CW: Human sacrifice, gore
The ancient Moche culture of northern Peru was highly sophisticated, and is well known for its beautiful ceramics, detailed gold work, enormous huacas (revered monuments) and elaborate religious rituals.
Their brutal belief system centred largely on war, blood, sex and death. Ritual human sacrifice appears to have been common, as well as drinking blood and excarnation (stripping the flesh from a corpse to leave only the bones). Until recently, it was believed that this was a patriarchal religion, presided over by male priests.
The tomb of the Lady of Cao was only discovered in 2006, though it is estimated that she died around 450 CE. She was laid to rest surrounded by ceremonial items which included weapons and gold jewellery, indicating that she was a woman of high rank.
Her body had been mummified by the hot, dry climate, meaning that an autopsy could be performed to reveal more about her life and death. The lady was heavily tattooed with images of snakes and spiders (sacred animals in Moche culture) as well as other symbols.
Archaeologists believe that she may have been a priestess or even a ruler. It is estimated that the Lady of Cao was only in her twenties when she died as a complication from pregnancy or childbirth. A second young woman was buried in the same tomb, potentially a human sacrifice.
See also: Puabi of Ur is another high ranking woman whose tomb was discovered in Iraq – she is believed to have been either a priestess or a ruler circa 3000 BCE.
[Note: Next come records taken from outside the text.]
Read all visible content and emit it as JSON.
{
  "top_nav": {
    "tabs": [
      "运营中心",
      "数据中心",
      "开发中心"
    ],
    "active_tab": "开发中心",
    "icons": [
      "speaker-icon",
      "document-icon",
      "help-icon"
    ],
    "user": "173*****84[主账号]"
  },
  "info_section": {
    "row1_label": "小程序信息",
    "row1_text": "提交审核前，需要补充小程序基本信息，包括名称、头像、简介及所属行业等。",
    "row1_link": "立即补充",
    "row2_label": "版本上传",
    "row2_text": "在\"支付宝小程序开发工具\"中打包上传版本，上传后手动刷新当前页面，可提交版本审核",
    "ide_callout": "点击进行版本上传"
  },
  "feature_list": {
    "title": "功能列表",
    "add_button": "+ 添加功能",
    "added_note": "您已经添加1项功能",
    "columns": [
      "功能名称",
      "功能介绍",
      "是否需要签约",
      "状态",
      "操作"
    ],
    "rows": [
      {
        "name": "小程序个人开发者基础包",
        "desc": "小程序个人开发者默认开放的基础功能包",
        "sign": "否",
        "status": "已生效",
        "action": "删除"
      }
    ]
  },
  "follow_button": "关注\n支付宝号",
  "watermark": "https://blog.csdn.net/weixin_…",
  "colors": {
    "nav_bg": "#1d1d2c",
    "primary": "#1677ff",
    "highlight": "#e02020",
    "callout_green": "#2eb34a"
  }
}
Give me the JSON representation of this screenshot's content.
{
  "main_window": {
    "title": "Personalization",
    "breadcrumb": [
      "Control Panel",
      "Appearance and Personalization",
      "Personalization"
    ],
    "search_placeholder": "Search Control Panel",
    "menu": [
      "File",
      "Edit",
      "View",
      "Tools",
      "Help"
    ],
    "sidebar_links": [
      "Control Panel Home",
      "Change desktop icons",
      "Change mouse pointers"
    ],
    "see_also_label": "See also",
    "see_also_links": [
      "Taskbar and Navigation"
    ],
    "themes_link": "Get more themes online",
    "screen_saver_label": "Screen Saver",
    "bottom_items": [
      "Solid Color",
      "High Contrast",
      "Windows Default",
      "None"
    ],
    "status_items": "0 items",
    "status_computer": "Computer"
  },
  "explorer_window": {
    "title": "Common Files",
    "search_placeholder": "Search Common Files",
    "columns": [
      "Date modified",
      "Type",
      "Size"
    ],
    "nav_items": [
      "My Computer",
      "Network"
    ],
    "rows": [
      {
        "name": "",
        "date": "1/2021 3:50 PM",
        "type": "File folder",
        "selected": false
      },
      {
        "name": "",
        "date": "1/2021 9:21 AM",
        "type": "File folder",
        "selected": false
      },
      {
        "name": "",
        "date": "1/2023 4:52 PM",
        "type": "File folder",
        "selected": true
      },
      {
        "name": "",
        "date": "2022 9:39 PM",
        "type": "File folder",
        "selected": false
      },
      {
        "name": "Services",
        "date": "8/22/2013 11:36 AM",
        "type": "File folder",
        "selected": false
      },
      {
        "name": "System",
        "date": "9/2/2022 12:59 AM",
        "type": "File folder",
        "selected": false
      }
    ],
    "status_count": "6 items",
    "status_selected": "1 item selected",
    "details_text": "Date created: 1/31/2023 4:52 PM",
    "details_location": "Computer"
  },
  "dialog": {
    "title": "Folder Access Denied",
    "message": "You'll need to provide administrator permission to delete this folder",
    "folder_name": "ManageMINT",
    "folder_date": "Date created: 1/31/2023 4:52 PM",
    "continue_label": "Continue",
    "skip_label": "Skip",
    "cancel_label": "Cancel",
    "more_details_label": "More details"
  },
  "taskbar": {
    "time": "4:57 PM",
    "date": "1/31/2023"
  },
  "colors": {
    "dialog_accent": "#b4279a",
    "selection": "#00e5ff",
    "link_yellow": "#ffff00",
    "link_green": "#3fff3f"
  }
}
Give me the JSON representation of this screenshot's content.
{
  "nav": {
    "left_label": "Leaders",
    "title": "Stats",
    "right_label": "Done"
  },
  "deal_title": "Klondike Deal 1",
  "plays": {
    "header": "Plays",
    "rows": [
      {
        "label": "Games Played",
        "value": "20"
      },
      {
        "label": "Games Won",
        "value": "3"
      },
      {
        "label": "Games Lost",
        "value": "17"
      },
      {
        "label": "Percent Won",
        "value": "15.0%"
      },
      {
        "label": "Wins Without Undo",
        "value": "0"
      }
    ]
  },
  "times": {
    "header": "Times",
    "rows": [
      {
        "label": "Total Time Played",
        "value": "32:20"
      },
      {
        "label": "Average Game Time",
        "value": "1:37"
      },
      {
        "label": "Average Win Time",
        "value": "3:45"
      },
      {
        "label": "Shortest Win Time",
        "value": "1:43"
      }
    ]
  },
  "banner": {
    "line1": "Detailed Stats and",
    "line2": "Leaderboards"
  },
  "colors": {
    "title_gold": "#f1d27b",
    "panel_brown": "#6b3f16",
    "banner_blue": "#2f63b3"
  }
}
Mummy of Tattooed Woman Discovered in Peru Pyramid – Scott Norris for the National Geographic
Tomb of the Tattooed Sorceress Queen, The Lady of Cao – Ancient Origins